DEAR HARRIETTE: I just started baby-sitting a new family in my neighborhood. The family has two boys, both under age 10. The first day I was there, I noticed that the younger boy seemed to be on the autistic disorder spectrum. I learned about some of the signs in my child psychopathology class in school and immediately associated them with the boy. I had a great time baby-sitting the kids, and I am looking forward to working with them again. The only thing that is bothering me is that the parents did not let me know this beforehand. Not that I would have a problem with babysitting a child with autism, but I think I would have appreciated it if the parents had told me that before.
Now I am wondering if the parents are aware of this at all. Do you think it is appropriate for me to bring up this topic with the parents? -- Worried Baby Sitter, Denver
DEAR WORRIED BABY SITTER: Tread lightly here. First, know that many families do not detect that their children are on the spectrum until late. Doctors say that it is best to detect and treat early so that you can help your child to learn to function at the highest level possible. According to the American Autism Association, these are some signs of autism: will not play “pretend” games, avoids eye contact, has delayed speech, has obsessive interests, avoids physical contact and demonstrates little safety or danger awareness. For more signs, go to: nationalautismassociation.org/resources/signs-of-autism/.
If you have noticed some of these signs, you should mention to one or both parents that you have concerns. Explain that you have been studying this in school and have noticed symptoms that made you question whether this child might need some support.

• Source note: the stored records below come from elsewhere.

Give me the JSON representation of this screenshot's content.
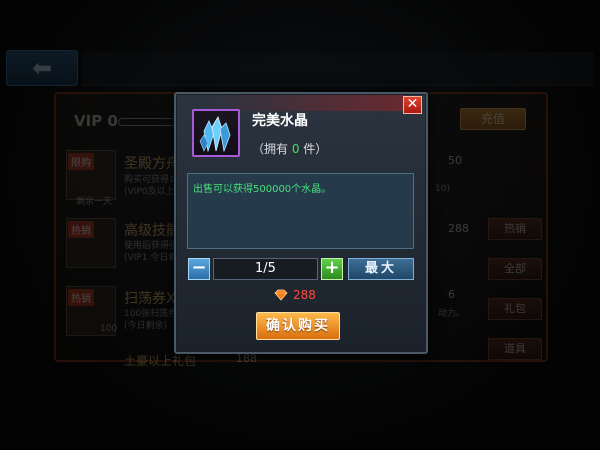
{
  "background": {
    "back_icon": "back-arrow-icon",
    "vip_label": "VIP 0",
    "recharge_label": "充值",
    "items": [
      {
        "tag": "限购",
        "name": "圣殿方舟",
        "desc": "购买可获得1个圣殿方舟",
        "desc2": "(VIP0及以上)",
        "sub": "剩余一天",
        "price": "50",
        "desc_end": "10)"
      },
      {
        "tag": "热销",
        "name": "高级技能书",
        "desc": "使用后获得强大技能",
        "desc2": "(VIP1 今日剩余)",
        "price": "288"
      },
      {
        "tag": "热销",
        "name": "扫荡券X",
        "desc": "100张扫荡券",
        "desc2": "(今日剩余)",
        "price": "6",
        "icon_count": "100",
        "desc_end": "动力。"
      },
      {
        "name": "土豪以上礼包",
        "price": "188"
      }
    ],
    "side_tabs": [
      "热销",
      "全部",
      "礼包",
      "道具"
    ]
  },
  "dialog": {
    "close_icon": "close-icon",
    "item_icon": "crystal-icon",
    "item_title": "完美水晶",
    "own_prefix": "（拥有 ",
    "own_count": "0",
    "own_suffix": " 件）",
    "description": "出售可以获得500000个水晶。",
    "quantity": "1/5",
    "minus_label": "−",
    "plus_label": "+",
    "max_label": "最大",
    "price_icon": "gem-icon",
    "price": "288",
    "confirm_label": "确认购买"
  },
  "colors": {
    "accent_orange": "#d96f10",
    "price_red": "#ff4a3a",
    "desc_green": "#46e07a",
    "count_green": "#4cd964",
    "item_border_purple": "#a65cd8"
  }
}
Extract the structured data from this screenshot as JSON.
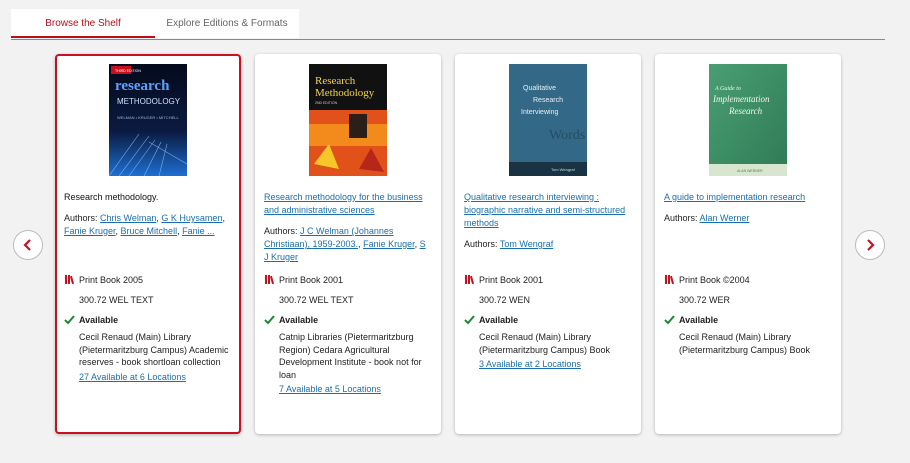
{
  "tabs": {
    "browse": "Browse the Shelf",
    "explore": "Explore Editions & Formats"
  },
  "colors": {
    "accent": "#c8101e",
    "link": "#1a6faa",
    "available": "#1e8a2e"
  },
  "cards": [
    {
      "title": "Research methodology.",
      "authors_label": "Authors:",
      "authors": [
        "Chris Welman",
        "G K Huysamen",
        "Fanie Kruger",
        "Bruce Mitchell",
        "Fanie ..."
      ],
      "format": "Print Book 2005",
      "call_number": "300.72 WEL TEXT",
      "status": "Available",
      "location": "Cecil Renaud (Main) Library (Pietermaritzburg Campus) Academic reserves - book shortloan collection",
      "availability_link": "27 Available at 6 Locations",
      "cover": {
        "top_text": "research",
        "sub_text": "METHODOLOGY",
        "names": "WELMAN • KRUGER • MITCHELL",
        "edition": "THIRD EDITION"
      }
    },
    {
      "title": "Research methodology for the business and administrative sciences",
      "authors_label": "Authors:",
      "authors": [
        "J C Welman (Johannes Christiaan), 1959-2003.",
        "Fanie Kruger",
        "S J Kruger"
      ],
      "format": "Print Book 2001",
      "call_number": "300.72 WEL TEXT",
      "status": "Available",
      "location": "Catnip Libraries (Pietermaritzburg Region) Cedara Agricultural Development Institute - book not for loan",
      "availability_link": "7 Available at 5 Locations",
      "cover": {
        "line1": "Research",
        "line2": "Methodology",
        "edition": "2ND EDITION"
      }
    },
    {
      "title": "Qualitative research interviewing : biographic narrative and semi-structured methods",
      "authors_label": "Authors:",
      "authors": [
        "Tom Wengraf"
      ],
      "format": "Print Book 2001",
      "call_number": "300.72 WEN",
      "status": "Available",
      "location": "Cecil Renaud (Main) Library (Pietermaritzburg Campus) Book",
      "availability_link": "3 Available at 2 Locations",
      "cover": {
        "line1": "Qualitative",
        "line2": "Research",
        "line3": "Interviewing",
        "author": "Tom Wengraf"
      }
    },
    {
      "title": "A guide to implementation research",
      "authors_label": "Authors:",
      "authors": [
        "Alan Werner"
      ],
      "format": "Print Book ©2004",
      "call_number": "300.72 WER",
      "status": "Available",
      "location": "Cecil Renaud (Main) Library (Pietermaritzburg Campus) Book",
      "availability_link": "",
      "cover": {
        "line1": "A Guide to",
        "line2": "Implementation",
        "line3": "Research",
        "author": "ALAN WERNER"
      }
    }
  ]
}
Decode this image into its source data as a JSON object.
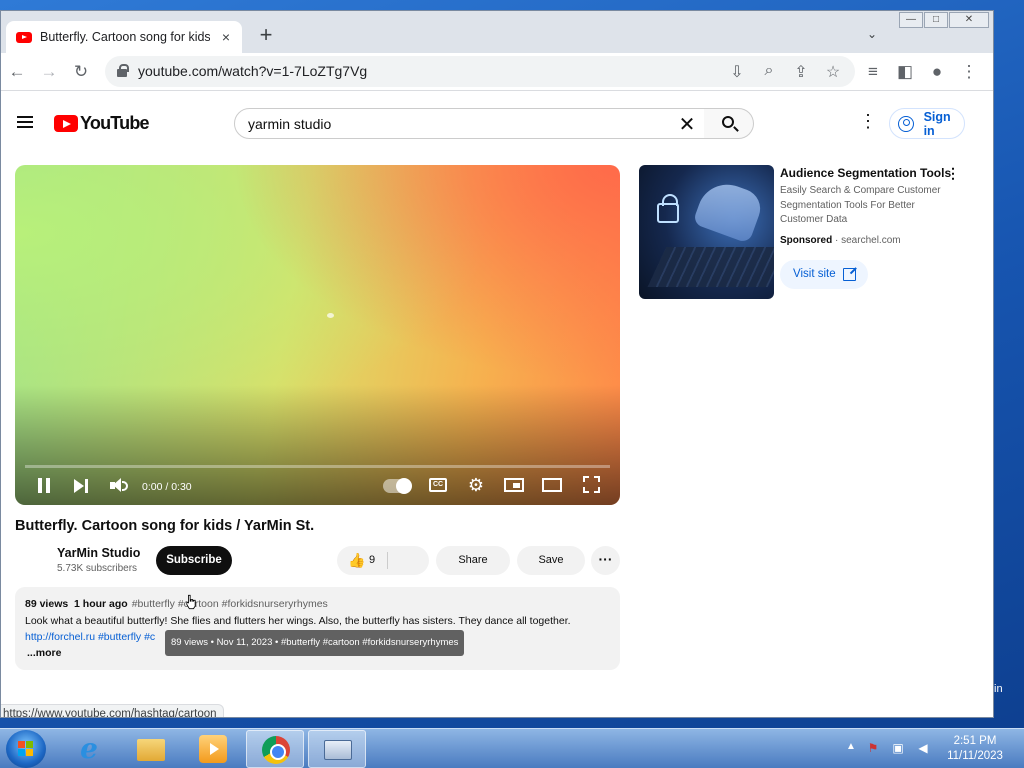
{
  "browser": {
    "tab": {
      "title": "Butterfly. Cartoon song for kids / YarMin St.",
      "close": "×"
    },
    "new_tab": "+",
    "tab_list": "⌄",
    "window_controls": {
      "minimize": "—",
      "maximize": "□",
      "close": "✕"
    },
    "nav": {
      "back": "←",
      "forward": "→",
      "reload": "↻"
    },
    "url": "youtube.com/watch?v=1-7LoZTg7Vg",
    "omnibox_actions": [
      "install-icon",
      "zoom-icon",
      "share-icon",
      "bookmark-star-icon"
    ],
    "toolbar_right": [
      "reading-list-icon",
      "side-panel-icon",
      "profile-icon",
      "menu-icon"
    ],
    "status_url": "https://www.youtube.com/hashtag/cartoon"
  },
  "youtube": {
    "logo_text": "YouTube",
    "search": {
      "value": "yarmin studio",
      "clear": "✕"
    },
    "sign_in": "Sign in",
    "player": {
      "time": "0:00 / 0:30",
      "cc": "CC",
      "progress_fraction": 0
    },
    "video": {
      "title": "Butterfly. Cartoon song for kids / YarMin St.",
      "channel": "YarMin Studio",
      "subscribers": "5.73K subscribers",
      "subscribe": "Subscribe",
      "likes": "9",
      "share": "Share",
      "save": "Save",
      "more": "···"
    },
    "description": {
      "views": "89 views",
      "age": "1 hour ago",
      "tags": "#butterfly #cartoon #forkidsnurseryrhymes",
      "body": "Look what a beautiful butterfly! She flies and flutters her wings. Also, the butterfly has sisters. They dance all together.",
      "link1": "http://forchel.ru",
      "link2": "#butterfly",
      "link3": "#c",
      "more": "...more",
      "tooltip": "89 views • Nov 11, 2023 • #butterfly #cartoon #forkidsnurseryrhymes"
    },
    "ad": {
      "title": "Audience Segmentation Tools",
      "description": "Easily Search & Compare Customer Segmentation Tools For Better Customer Data",
      "sponsored": "Sponsored",
      "domain": "searchel.com",
      "visit": "Visit site"
    }
  },
  "desktop": {
    "side_text": "in",
    "taskbar_apps": [
      "internet-explorer-icon",
      "file-explorer-icon",
      "media-player-icon",
      "chrome-icon",
      "keyboard-icon"
    ],
    "clock": {
      "time": "2:51 PM",
      "date": "11/11/2023"
    }
  }
}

Be careful not to use judgmental language. Be positive and empathetic. Do not push them if they are unwilling to consider your thoughts right now.